# WORK INSTRUCTIONS
Beginning with the line that holds "Decode this image", set down each line of the data below through the very last, exactly as given, and nothing beyond that.

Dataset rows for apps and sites
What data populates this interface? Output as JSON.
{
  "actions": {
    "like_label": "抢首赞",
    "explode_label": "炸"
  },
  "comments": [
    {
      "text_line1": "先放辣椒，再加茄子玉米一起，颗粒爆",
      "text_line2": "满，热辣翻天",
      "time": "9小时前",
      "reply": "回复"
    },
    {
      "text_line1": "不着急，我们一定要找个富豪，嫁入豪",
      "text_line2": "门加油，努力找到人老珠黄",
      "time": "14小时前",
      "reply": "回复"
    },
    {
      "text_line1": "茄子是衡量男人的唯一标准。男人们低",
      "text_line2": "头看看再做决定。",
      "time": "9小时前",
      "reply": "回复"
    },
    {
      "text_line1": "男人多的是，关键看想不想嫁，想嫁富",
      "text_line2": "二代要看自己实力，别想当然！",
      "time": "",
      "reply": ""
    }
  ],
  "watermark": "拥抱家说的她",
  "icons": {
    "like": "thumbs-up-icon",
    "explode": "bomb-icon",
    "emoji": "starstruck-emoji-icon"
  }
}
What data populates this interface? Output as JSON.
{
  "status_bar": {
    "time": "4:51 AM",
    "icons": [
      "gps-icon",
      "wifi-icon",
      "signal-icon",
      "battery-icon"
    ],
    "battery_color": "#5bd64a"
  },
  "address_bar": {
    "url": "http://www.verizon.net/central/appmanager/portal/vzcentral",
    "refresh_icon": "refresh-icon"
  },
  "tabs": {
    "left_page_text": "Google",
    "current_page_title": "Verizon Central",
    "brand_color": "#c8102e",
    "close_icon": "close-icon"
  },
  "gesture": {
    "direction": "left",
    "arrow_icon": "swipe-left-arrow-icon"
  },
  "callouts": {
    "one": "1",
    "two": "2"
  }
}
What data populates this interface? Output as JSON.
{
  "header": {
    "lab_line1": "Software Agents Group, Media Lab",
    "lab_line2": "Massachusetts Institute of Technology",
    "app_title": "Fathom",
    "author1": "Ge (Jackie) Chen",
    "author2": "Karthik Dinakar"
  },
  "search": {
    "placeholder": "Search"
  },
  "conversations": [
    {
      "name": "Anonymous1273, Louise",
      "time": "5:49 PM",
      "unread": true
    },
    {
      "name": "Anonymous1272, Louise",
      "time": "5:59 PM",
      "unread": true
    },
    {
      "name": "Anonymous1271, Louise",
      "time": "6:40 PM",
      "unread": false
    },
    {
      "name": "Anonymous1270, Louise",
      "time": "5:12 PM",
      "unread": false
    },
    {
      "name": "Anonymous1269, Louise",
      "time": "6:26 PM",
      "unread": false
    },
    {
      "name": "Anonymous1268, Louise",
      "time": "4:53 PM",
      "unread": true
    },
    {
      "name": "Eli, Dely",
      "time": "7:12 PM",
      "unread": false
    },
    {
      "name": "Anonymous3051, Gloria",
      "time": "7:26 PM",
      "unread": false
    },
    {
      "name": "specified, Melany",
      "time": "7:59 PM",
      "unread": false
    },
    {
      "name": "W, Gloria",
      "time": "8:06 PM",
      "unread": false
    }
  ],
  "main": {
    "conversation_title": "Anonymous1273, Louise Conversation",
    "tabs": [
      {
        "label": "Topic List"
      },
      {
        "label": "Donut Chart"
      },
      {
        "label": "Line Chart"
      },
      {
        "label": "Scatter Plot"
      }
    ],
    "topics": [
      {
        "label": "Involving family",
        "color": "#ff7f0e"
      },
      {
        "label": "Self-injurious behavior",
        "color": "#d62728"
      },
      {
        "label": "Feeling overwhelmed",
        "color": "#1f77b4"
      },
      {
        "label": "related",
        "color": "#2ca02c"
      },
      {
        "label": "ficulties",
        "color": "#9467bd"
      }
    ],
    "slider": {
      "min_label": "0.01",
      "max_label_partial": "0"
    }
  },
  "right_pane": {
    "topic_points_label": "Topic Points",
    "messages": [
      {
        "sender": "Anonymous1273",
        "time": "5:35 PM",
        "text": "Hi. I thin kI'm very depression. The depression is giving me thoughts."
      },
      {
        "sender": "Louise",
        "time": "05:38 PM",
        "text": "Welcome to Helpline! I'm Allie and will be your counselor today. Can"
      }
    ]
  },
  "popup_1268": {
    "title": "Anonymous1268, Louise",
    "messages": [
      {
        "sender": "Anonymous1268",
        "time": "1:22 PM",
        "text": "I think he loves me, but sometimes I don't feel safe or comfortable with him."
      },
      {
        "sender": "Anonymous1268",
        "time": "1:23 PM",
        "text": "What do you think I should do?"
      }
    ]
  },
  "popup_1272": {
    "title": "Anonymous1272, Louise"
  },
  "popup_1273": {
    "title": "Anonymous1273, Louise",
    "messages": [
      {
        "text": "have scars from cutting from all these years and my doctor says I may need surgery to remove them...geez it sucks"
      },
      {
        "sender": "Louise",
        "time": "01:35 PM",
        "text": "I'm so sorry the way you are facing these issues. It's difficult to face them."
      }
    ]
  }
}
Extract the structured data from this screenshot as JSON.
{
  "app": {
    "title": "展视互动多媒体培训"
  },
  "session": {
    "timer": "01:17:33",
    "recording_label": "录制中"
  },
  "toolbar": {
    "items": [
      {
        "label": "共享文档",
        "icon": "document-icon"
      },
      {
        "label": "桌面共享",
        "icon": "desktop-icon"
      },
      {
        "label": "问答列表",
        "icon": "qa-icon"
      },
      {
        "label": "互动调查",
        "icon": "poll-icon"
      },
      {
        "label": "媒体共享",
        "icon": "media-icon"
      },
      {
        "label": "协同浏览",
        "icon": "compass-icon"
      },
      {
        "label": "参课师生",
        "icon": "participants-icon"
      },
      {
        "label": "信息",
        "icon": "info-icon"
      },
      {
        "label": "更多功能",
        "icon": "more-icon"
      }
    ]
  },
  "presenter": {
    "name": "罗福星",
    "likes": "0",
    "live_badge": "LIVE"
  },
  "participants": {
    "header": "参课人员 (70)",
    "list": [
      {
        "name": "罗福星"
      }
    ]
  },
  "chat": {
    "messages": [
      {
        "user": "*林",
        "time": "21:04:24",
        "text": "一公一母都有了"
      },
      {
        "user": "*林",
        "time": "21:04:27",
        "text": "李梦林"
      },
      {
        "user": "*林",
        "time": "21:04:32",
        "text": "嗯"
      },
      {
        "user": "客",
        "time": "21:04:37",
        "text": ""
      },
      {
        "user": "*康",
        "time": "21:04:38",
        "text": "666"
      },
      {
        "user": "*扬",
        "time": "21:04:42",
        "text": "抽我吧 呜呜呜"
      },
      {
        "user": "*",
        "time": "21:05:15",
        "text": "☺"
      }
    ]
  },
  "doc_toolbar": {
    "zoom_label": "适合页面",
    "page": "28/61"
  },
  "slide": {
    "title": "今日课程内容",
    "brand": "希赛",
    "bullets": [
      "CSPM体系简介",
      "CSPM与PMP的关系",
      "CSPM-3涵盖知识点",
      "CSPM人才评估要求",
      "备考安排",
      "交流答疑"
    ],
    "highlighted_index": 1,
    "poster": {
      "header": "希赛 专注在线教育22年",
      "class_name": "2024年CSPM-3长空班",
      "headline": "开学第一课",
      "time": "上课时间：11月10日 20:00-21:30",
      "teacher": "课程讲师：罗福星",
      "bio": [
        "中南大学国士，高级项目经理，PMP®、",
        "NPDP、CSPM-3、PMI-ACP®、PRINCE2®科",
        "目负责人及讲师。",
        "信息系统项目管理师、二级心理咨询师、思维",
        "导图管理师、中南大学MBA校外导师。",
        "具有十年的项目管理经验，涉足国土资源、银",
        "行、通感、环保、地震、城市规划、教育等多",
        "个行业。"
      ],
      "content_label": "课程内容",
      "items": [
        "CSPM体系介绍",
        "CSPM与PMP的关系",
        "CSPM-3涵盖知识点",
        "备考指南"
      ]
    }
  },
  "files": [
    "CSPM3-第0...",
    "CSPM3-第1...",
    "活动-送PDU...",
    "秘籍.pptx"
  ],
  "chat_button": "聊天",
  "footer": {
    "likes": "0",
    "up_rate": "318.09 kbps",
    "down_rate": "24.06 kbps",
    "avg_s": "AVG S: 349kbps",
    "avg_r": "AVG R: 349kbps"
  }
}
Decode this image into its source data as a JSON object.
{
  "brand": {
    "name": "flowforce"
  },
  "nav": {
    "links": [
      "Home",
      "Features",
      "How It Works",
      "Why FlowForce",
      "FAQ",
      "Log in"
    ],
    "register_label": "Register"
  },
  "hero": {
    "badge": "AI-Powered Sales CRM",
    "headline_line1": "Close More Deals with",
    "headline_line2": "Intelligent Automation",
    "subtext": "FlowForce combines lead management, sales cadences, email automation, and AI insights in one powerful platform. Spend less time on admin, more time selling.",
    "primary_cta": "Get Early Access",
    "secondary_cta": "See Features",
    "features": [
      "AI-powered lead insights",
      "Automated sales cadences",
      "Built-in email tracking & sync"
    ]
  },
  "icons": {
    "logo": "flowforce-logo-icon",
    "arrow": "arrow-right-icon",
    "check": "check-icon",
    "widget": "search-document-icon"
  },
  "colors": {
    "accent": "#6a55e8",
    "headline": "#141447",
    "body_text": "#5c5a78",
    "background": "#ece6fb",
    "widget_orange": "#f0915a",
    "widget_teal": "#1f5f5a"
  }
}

# PROBLEM SOLUTION
Decode this image into its source data as a JSON object.
{
  "brand": {
    "name": "flowforce"
  },
  "nav": {
    "links": [
      "Home",
      "Features",
      "How It Works",
      "Why FlowForce",
      "FAQ",
      "Log in"
    ],
    "register_label": "Register"
  },
  "hero": {
    "badge": "AI-Powered Sales CRM",
    "headline_line1": "Close More Deals with",
    "headline_line2": "Intelligent Automation",
    "subtext": "FlowForce combines lead management, sales cadences, email automation, and AI insights in one powerful platform. Spend less time on admin, more time selling.",
    "primary_cta": "Get Early Access",
    "secondary_cta": "See Features",
    "features": [
      "AI-powered lead insights",
      "Automated sales cadences",
      "Built-in email tracking & sync"
    ]
  },
  "icons": {
    "logo": "flowforce-logo-icon",
    "arrow": "arrow-right-icon",
    "check": "check-icon",
    "widget": "search-document-icon"
  },
  "colors": {
    "accent": "#6a55e8",
    "headline": "#141447",
    "body_text": "#5c5a78",
    "background": "#ece6fb",
    "widget_orange": "#f0915a",
    "widget_teal": "#1f5f5a"
  }
}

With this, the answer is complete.